__PROBLEM DETAILS__: Nothing but the lines from the one holding "Read all visible" to the final line of the listing below, both included, should be repeated, and each must match exactly. Omit pictures.

= = = = = = =

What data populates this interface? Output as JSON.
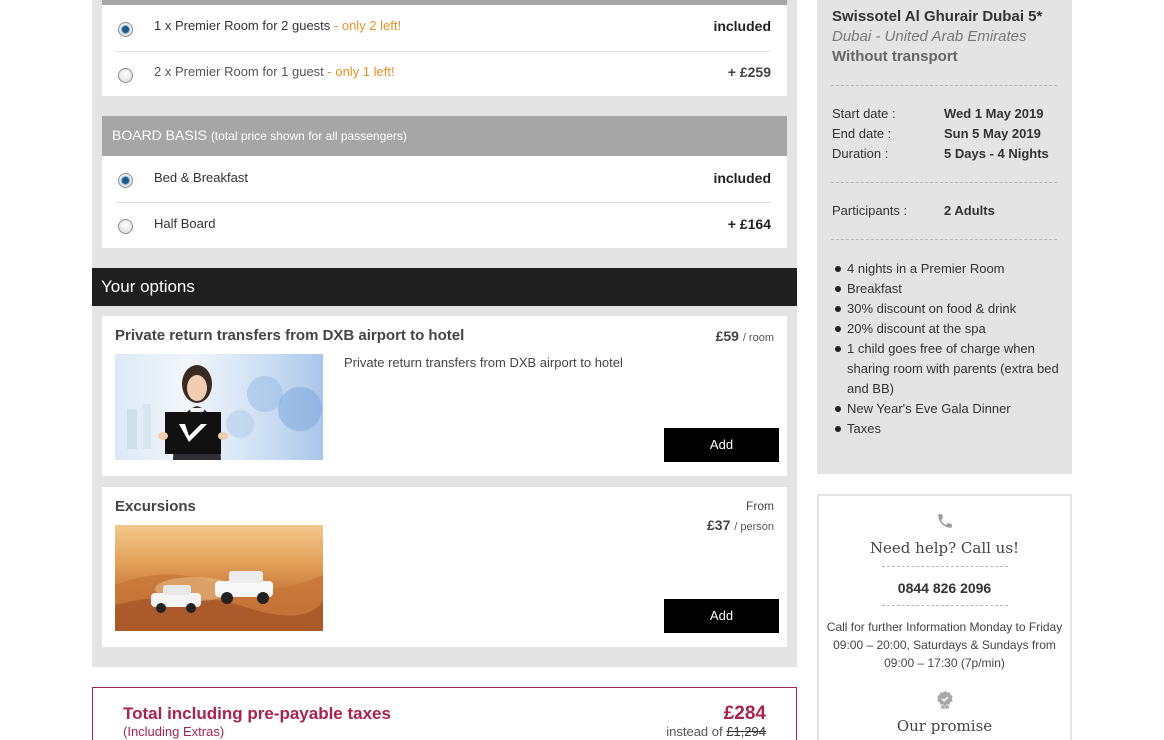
{
  "room_options": [
    {
      "label": "1 x Premier Room for 2 guests",
      "availability": " - only 2 left!",
      "price": "included",
      "selected": true
    },
    {
      "label": "2 x Premier Room for 1 guest",
      "availability": " - only 1 left!",
      "price": "+ £259",
      "selected": false
    }
  ],
  "board_basis": {
    "title": "BOARD BASIS",
    "subtitle": "(total price shown for all passengers)",
    "options": [
      {
        "label": "Bed & Breakfast",
        "price": "included",
        "selected": true
      },
      {
        "label": "Half Board",
        "price": "+ £164",
        "selected": false
      }
    ]
  },
  "your_options": {
    "title": "Your options",
    "extras": [
      {
        "title": "Private return transfers from DXB airport to hotel",
        "price": "£59",
        "unit": "/ room",
        "description": "Private return transfers from DXB airport to hotel",
        "button": "Add"
      },
      {
        "title": "Excursions",
        "from": "From",
        "price": "£37",
        "unit": "/ person",
        "button": "Add"
      }
    ]
  },
  "total": {
    "title": "Total including pre-payable taxes",
    "subtitle": "(Including Extras)",
    "price": "£284",
    "instead_label": "instead of",
    "instead_price": "£1,294"
  },
  "summary": {
    "hotel": "Swissotel Al Ghurair Dubai 5*",
    "location": "Dubai - United Arab Emirates",
    "transport": "Without transport",
    "start_label": "Start date :",
    "start_value": "Wed 1 May 2019",
    "end_label": "End date :",
    "end_value": "Sun 5 May 2019",
    "duration_label": "Duration :",
    "duration_value": "5 Days - 4 Nights",
    "participants_label": "Participants :",
    "participants_value": "2 Adults",
    "includes": [
      "4 nights in a Premier Room",
      "Breakfast",
      "30% discount on food & drink",
      "20% discount at the spa",
      "1 child goes free of charge when sharing room with parents (extra bed and BB)",
      "New Year's Eve Gala Dinner",
      "Taxes"
    ]
  },
  "help": {
    "title": "Need help? Call us!",
    "phone": "0844 826 2096",
    "info": "Call for further Information Monday to Friday 09:00 – 20:00, Saturdays & Sundays from 09:00 – 17:30 (7p/min)",
    "promise": "Our promise"
  },
  "colors": {
    "accent": "#a8234e",
    "availability": "#e8922a",
    "panel_bg": "#e4e4e4",
    "header_dark": "#1f1f1f"
  }
}
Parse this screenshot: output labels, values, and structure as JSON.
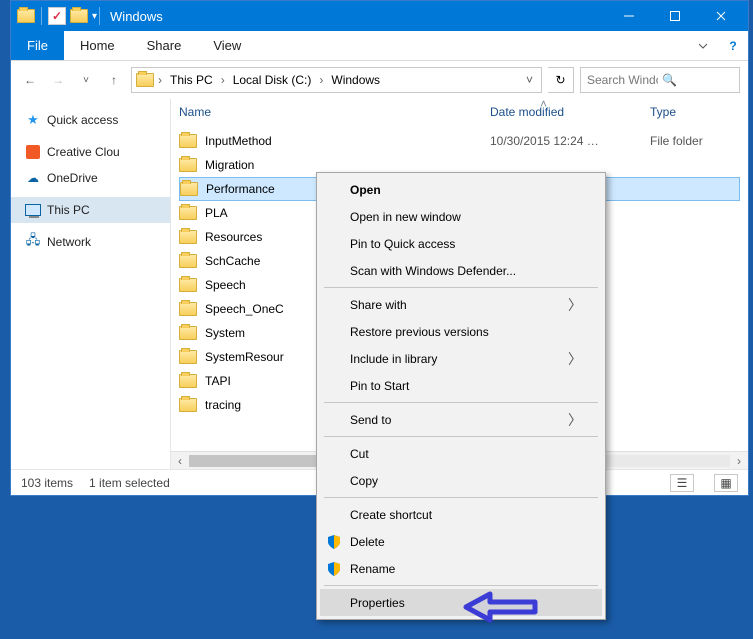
{
  "window": {
    "title": "Windows"
  },
  "ribbon": {
    "file": "File",
    "tabs": [
      "Home",
      "Share",
      "View"
    ]
  },
  "breadcrumb": {
    "items": [
      "This PC",
      "Local Disk (C:)",
      "Windows"
    ]
  },
  "search": {
    "placeholder": "Search Windows"
  },
  "sidebar": {
    "items": [
      {
        "label": "Quick access",
        "icon": "star"
      },
      {
        "label": "Creative Clou",
        "icon": "ccloud"
      },
      {
        "label": "OneDrive",
        "icon": "odrive"
      },
      {
        "label": "This PC",
        "icon": "pc",
        "selected": true
      },
      {
        "label": "Network",
        "icon": "net"
      }
    ]
  },
  "columns": {
    "name": "Name",
    "modified": "Date modified",
    "type": "Type"
  },
  "files": [
    {
      "name": "InputMethod",
      "modified": "10/30/2015 12:24 …",
      "type": "File folder"
    },
    {
      "name": "Migration"
    },
    {
      "name": "Performance",
      "selected": true
    },
    {
      "name": "PLA"
    },
    {
      "name": "Resources"
    },
    {
      "name": "SchCache"
    },
    {
      "name": "Speech"
    },
    {
      "name": "Speech_OneC"
    },
    {
      "name": "System"
    },
    {
      "name": "SystemResour"
    },
    {
      "name": "TAPI"
    },
    {
      "name": "tracing"
    }
  ],
  "status": {
    "count": "103 items",
    "selected": "1 item selected"
  },
  "contextMenu": {
    "groups": [
      [
        {
          "label": "Open",
          "bold": true
        },
        {
          "label": "Open in new window"
        },
        {
          "label": "Pin to Quick access"
        },
        {
          "label": "Scan with Windows Defender..."
        }
      ],
      [
        {
          "label": "Share with",
          "submenu": true
        },
        {
          "label": "Restore previous versions"
        },
        {
          "label": "Include in library",
          "submenu": true
        },
        {
          "label": "Pin to Start"
        }
      ],
      [
        {
          "label": "Send to",
          "submenu": true
        }
      ],
      [
        {
          "label": "Cut"
        },
        {
          "label": "Copy"
        }
      ],
      [
        {
          "label": "Create shortcut"
        },
        {
          "label": "Delete",
          "shield": true
        },
        {
          "label": "Rename",
          "shield": true
        }
      ],
      [
        {
          "label": "Properties",
          "hover": true
        }
      ]
    ]
  }
}
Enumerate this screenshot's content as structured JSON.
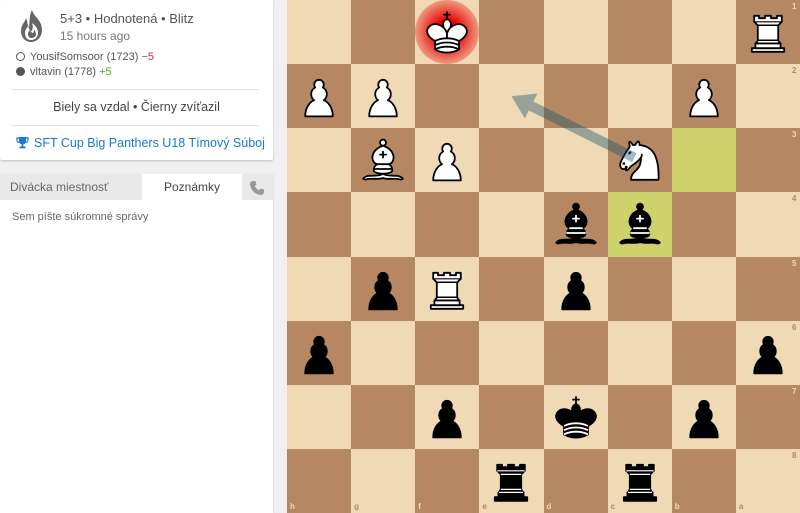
{
  "game": {
    "time_control": "5+3 • Hodnotená • Blitz",
    "played_ago": "15 hours ago",
    "players": [
      {
        "color": "white",
        "name": "YousifSomsoor (1723)",
        "diff": "−5",
        "diff_type": "neg"
      },
      {
        "color": "black",
        "name": "vltavin (1778)",
        "diff": "+5",
        "diff_type": "pos"
      }
    ],
    "result": "Biely sa vzdal • Čierny zvíťazil",
    "tournament": "SFT Cup Big Panthers U18 Tímový Súboj",
    "icon": "fire-icon"
  },
  "panel": {
    "tab_chat": "Divácka miestnosť",
    "tab_notes": "Poznámky",
    "notes_placeholder": "Sem píšte súkromné správy",
    "phone_icon": "phone-icon"
  },
  "board": {
    "orientation": "black",
    "ranks": [
      "1",
      "2",
      "3",
      "4",
      "5",
      "6",
      "7",
      "8"
    ],
    "files": [
      "h",
      "g",
      "f",
      "e",
      "d",
      "c",
      "b",
      "a"
    ],
    "pieces": [
      {
        "sq": "f1",
        "type": "K",
        "color": "w"
      },
      {
        "sq": "a1",
        "type": "R",
        "color": "w"
      },
      {
        "sq": "h2",
        "type": "P",
        "color": "w"
      },
      {
        "sq": "g2",
        "type": "P",
        "color": "w"
      },
      {
        "sq": "b2",
        "type": "P",
        "color": "w"
      },
      {
        "sq": "g3",
        "type": "B",
        "color": "w"
      },
      {
        "sq": "f3",
        "type": "P",
        "color": "w"
      },
      {
        "sq": "c3",
        "type": "N",
        "color": "w"
      },
      {
        "sq": "d4",
        "type": "B",
        "color": "b"
      },
      {
        "sq": "c4",
        "type": "B",
        "color": "b"
      },
      {
        "sq": "g5",
        "type": "P",
        "color": "b"
      },
      {
        "sq": "f5",
        "type": "R",
        "color": "w"
      },
      {
        "sq": "d5",
        "type": "P",
        "color": "b"
      },
      {
        "sq": "h6",
        "type": "P",
        "color": "b"
      },
      {
        "sq": "a6",
        "type": "P",
        "color": "b"
      },
      {
        "sq": "f7",
        "type": "P",
        "color": "b"
      },
      {
        "sq": "d7",
        "type": "K",
        "color": "b"
      },
      {
        "sq": "b7",
        "type": "P",
        "color": "b"
      },
      {
        "sq": "e8",
        "type": "R",
        "color": "b"
      },
      {
        "sq": "c8",
        "type": "R",
        "color": "b"
      }
    ],
    "last_move": [
      "b3",
      "c4"
    ],
    "check": "f1",
    "arrow": {
      "from": "c3",
      "to": "e2"
    },
    "colors": {
      "light": "#f0d9b5",
      "dark": "#b58863",
      "highlight": "#cdd26a",
      "arrow": "#15506e"
    }
  }
}
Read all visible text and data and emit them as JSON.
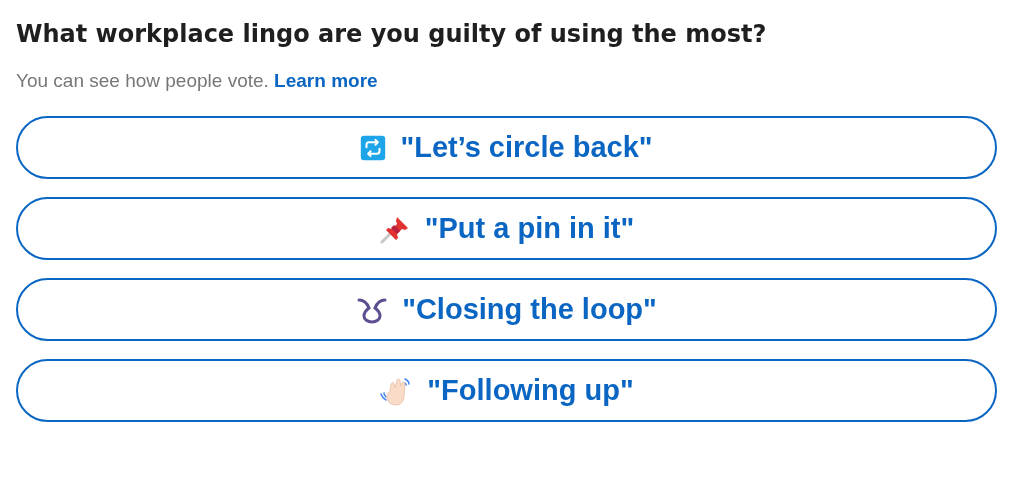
{
  "question": "What workplace lingo are you guilty of using the most?",
  "note": {
    "text": "You can see how people vote.",
    "link": "Learn more"
  },
  "options": [
    {
      "kind": "repeat",
      "label": "\"Let’s circle back\""
    },
    {
      "kind": "pin",
      "label": "\"Put a pin in it\""
    },
    {
      "kind": "loop",
      "label": "\"Closing the loop\""
    },
    {
      "kind": "wave",
      "label": "\"Following up\""
    }
  ]
}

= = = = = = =

__REPLY TO THE TASK__:
Read all visible text and data and emit them as JSON.
{
  "question": "What workplace lingo are you guilty of using the most?",
  "note": {
    "text": "You can see how people vote.",
    "link": "Learn more"
  },
  "options": [
    {
      "kind": "repeat",
      "label": "\"Let’s circle back\""
    },
    {
      "kind": "pin",
      "label": "\"Put a pin in it\""
    },
    {
      "kind": "loop",
      "label": "\"Closing the loop\""
    },
    {
      "kind": "wave",
      "label": "\"Following up\""
    }
  ]
}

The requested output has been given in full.